Many pundits have commented on the remarkable asymmetry of counties won by the Democratic Party (blue counties) and in 2016 and those won by Republican Party (red counties): the Democrats won big in heavily urban counties and the Republicans won most rural counties.
This visible division prompted numerous article such as this: Cities vs. Trump: Red state, blue state? The urban-rural divide is more significant. “Like most red-state cities, Idaho’s capital is remarkably short on conservatives. Last November, while Hillary Clinton mustered only 27.5 percent of the statewide vote, she hit north of 75 percent in some of Boise’s urban precincts. Politically, the city might as well be on a different planet from towns that lie a couple of exits away.”
The article follows a simple and superficially appealing narrative: the reason for the divide is cultural: cities are liberal, the countryside is conservative.
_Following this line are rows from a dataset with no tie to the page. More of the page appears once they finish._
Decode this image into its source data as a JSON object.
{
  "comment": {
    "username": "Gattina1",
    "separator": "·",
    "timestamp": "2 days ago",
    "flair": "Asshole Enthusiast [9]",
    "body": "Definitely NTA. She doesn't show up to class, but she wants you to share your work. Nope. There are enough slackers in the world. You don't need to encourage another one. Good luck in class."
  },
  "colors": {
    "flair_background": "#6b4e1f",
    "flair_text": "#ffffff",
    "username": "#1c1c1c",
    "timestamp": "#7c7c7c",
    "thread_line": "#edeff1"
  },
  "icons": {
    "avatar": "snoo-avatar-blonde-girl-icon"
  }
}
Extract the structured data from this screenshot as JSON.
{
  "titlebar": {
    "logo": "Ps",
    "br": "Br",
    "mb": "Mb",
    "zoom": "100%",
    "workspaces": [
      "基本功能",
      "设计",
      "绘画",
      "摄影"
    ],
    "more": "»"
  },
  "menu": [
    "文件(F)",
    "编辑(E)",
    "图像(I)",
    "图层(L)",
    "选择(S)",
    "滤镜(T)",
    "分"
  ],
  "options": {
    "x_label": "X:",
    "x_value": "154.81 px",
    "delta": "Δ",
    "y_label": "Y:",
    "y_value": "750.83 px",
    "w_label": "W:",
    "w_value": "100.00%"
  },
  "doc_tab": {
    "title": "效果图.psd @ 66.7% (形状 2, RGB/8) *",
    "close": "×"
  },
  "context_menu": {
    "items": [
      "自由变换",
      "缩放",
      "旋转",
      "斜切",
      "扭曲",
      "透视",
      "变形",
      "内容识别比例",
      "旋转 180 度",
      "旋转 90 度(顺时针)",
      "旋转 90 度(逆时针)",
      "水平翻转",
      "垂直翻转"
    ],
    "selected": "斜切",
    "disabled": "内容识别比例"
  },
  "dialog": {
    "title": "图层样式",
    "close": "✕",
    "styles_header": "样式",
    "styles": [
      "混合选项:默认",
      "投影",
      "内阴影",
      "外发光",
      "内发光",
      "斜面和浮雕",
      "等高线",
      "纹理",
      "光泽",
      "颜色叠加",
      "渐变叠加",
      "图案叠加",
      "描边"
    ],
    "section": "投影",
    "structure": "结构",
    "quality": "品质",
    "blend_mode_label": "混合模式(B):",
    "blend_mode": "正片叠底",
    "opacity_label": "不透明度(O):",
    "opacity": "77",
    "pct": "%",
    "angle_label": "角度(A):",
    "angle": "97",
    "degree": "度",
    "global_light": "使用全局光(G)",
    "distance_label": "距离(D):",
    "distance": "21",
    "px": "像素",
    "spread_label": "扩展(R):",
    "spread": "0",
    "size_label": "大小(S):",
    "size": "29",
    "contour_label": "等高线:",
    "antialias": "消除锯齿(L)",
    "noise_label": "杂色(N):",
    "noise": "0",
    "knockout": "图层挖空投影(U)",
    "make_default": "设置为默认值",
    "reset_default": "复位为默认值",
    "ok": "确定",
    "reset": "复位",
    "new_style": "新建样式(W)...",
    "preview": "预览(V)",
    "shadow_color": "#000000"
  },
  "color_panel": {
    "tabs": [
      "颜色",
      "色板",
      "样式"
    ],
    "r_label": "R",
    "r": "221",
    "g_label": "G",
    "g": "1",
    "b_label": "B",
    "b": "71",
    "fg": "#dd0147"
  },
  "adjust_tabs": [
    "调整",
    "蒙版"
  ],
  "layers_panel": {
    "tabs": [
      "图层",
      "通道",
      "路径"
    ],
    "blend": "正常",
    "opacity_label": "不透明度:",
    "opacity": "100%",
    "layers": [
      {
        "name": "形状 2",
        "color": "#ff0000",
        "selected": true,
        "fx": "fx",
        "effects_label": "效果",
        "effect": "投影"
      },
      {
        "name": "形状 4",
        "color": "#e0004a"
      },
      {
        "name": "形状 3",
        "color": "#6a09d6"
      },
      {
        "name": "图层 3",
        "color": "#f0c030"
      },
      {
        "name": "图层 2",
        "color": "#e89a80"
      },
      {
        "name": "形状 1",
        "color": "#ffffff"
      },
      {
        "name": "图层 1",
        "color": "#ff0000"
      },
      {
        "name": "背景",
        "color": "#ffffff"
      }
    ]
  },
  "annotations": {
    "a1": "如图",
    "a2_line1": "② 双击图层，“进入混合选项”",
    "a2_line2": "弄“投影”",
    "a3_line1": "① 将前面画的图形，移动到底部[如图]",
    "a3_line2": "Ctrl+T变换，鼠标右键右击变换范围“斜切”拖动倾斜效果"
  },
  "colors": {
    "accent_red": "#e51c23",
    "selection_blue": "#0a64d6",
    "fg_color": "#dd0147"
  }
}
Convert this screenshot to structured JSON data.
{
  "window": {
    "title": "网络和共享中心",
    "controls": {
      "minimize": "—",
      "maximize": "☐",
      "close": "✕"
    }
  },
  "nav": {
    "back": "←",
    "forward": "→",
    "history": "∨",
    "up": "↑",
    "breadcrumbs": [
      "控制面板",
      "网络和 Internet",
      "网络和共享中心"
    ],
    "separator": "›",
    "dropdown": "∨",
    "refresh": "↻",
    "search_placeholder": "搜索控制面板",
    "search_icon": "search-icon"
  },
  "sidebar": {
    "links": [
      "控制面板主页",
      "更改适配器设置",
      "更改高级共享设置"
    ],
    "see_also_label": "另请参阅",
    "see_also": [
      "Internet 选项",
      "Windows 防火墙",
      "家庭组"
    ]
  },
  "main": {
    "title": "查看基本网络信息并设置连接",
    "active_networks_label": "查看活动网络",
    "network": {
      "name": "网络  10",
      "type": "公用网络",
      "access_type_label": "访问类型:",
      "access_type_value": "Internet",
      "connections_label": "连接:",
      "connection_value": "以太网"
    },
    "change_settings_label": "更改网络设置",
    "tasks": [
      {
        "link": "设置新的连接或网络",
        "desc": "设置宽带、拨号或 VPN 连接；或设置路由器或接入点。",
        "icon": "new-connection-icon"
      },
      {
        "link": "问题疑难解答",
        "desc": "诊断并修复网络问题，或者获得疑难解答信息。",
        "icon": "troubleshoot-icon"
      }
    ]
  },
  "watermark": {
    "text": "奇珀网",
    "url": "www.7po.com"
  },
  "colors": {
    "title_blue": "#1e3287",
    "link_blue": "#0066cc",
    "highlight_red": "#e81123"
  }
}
But there must be more to the divide than values and political culture; difficult social issues like addiction that once were defined as urban problems are now rural problems: American Epidemic: The Nation’s Struggle With Opioid Addiction (34:26 min)